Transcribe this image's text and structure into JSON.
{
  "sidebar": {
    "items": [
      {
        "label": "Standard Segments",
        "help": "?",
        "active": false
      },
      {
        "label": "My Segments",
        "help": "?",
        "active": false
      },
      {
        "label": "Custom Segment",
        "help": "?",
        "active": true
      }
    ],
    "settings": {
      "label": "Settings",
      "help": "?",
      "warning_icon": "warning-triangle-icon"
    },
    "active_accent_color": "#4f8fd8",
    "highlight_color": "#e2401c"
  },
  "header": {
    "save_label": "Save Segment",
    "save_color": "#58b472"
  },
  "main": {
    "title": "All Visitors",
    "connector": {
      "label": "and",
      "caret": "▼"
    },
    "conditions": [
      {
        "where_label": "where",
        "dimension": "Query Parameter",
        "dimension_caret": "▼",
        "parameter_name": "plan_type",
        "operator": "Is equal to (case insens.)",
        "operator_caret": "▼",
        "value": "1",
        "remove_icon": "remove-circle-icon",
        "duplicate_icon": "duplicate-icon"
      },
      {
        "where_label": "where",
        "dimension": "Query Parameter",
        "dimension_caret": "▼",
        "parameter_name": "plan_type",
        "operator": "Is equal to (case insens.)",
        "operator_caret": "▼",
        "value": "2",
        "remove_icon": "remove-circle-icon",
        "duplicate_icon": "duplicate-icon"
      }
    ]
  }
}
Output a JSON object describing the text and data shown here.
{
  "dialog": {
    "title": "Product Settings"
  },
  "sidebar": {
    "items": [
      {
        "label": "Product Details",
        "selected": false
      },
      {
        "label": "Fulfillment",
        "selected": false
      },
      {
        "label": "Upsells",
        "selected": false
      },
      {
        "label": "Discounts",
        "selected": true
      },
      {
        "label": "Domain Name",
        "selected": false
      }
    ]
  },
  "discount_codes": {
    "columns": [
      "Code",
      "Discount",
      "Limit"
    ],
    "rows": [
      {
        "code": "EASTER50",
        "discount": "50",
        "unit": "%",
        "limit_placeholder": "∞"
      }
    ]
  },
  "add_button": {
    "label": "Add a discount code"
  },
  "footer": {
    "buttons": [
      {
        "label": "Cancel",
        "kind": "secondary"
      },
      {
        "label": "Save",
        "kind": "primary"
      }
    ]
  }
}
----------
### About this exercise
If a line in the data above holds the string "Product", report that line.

### Solution to the problem
    "title": "Product Settings"
        "label": "Product Details",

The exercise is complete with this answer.